One night, Sharon and I were sitting outside a McDonald's in Shenandoah, and she asked me a question about my friendship with Rachel. I confessed to Sharon something I'd never told Rachel: that--for just a second, when Kevin chose Rachel to lead the Care Team--I experienced something akin to envy. (I'd always been more Jonathan and less armourbearer!) Also, that--in the very next second--I decided to trust Kevin's decision and support Rachel, whom I had come to really, really love. Looking back, I can see that Kevin absolutely made the right decision for a million reasons. There isn't time to go into all of them, but suffice it to say--at the end of the day--Rachel has the more caring heart. And Kevin's work of bringing Rachel out and simmering me down was very much part of God's great plan in growing the two of us; I'm certain I have learned much more in following than I would have in leading, and Rachel has learned much more in leading than she would have in following. Furthermore, as I told Sharon in Shenandoah, I believe I have a calling on my life where Rachel is concerned, and the calling is to protect her: sometimes guide her, but mostly protect her. It was something to which I'd never given conscious thought, but--as soon as I uttered the words--I knew it was true.
It was with great excitement that I told Rachel about my insightful conversation with Sharon, and--at the tail end--I added: "It's true; it's really true! I feel like a lion walking back and forth in front of you!"
Rachel asked, quietly: "Brandee, do you know what Rachel means?"
I answered: "No."
Rachel said: "It means little lamb."
Even so, days later, I was having an especially rough time, and my head was filled with crazy thoughts about how everyone hated me, and that particular thing--the lion thing--kept coming up. Satan asked: "Who do you think you are? You're no one! And what was this, saying nonsense to Rachel about protecting her? What an idiot you are!"
The phone rang. It was Rachel. I told her: "I've been feeling so stupid for saying all that the other day. The lion thing."
And she responded: "Satan has been attacking me, too. There's this thing that God is calling me to do, and Satan doesn't want me to do it. And every time he tries to get in my head and tell me all of the bad things that will happen if I do what God wants me to do, I close my eyes and picture you as a lion, walking back and forth in front of me, protecting me."

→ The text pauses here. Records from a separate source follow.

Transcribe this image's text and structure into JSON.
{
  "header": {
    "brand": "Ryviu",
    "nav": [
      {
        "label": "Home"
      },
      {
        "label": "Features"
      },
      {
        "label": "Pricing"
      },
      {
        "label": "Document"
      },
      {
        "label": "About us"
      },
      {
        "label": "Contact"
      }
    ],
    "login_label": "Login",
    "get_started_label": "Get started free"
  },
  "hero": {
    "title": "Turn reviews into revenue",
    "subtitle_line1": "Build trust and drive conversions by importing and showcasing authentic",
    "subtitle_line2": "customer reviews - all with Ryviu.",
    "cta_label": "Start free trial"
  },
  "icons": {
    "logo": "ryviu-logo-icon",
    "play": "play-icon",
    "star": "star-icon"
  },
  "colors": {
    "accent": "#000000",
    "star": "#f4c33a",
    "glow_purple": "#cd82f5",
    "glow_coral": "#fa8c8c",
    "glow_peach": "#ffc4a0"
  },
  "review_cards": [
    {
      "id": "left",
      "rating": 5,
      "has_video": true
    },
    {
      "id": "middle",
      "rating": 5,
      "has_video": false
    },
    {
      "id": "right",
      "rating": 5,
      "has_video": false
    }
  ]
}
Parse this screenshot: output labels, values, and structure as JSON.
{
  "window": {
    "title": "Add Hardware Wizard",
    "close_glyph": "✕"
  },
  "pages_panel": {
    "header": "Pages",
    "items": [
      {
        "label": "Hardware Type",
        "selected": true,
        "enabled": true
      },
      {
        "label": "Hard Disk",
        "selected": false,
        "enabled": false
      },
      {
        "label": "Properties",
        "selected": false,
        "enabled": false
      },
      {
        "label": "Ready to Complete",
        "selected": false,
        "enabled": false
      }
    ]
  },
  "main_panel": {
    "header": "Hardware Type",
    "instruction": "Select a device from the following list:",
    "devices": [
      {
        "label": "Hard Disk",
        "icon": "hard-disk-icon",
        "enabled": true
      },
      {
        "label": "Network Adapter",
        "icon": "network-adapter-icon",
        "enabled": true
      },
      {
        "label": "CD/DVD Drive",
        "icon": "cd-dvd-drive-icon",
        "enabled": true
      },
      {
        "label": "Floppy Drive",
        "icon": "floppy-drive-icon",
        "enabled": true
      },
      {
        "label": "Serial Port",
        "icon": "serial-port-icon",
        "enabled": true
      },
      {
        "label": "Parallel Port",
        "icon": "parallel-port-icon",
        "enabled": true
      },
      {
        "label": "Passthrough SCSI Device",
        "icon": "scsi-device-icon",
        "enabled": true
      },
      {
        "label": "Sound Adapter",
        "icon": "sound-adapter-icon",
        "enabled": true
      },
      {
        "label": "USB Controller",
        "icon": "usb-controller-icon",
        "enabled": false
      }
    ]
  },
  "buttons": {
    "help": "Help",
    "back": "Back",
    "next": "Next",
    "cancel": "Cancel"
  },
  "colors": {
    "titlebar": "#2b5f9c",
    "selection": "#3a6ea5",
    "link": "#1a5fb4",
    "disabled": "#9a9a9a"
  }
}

So. Rachel brings to my life the gift of faith: not only in God, but also in me. And because she has faith in me, I draw and squeeze just as close to God as I possibly can: growing in faith, listening for His voice, receiving His direction, and preparing myself for what lies ahead for both Rachel and me. We are in it together. Because she trusts in me, I will be found--at every turn--trustworthy. Heart and soul, I am with her.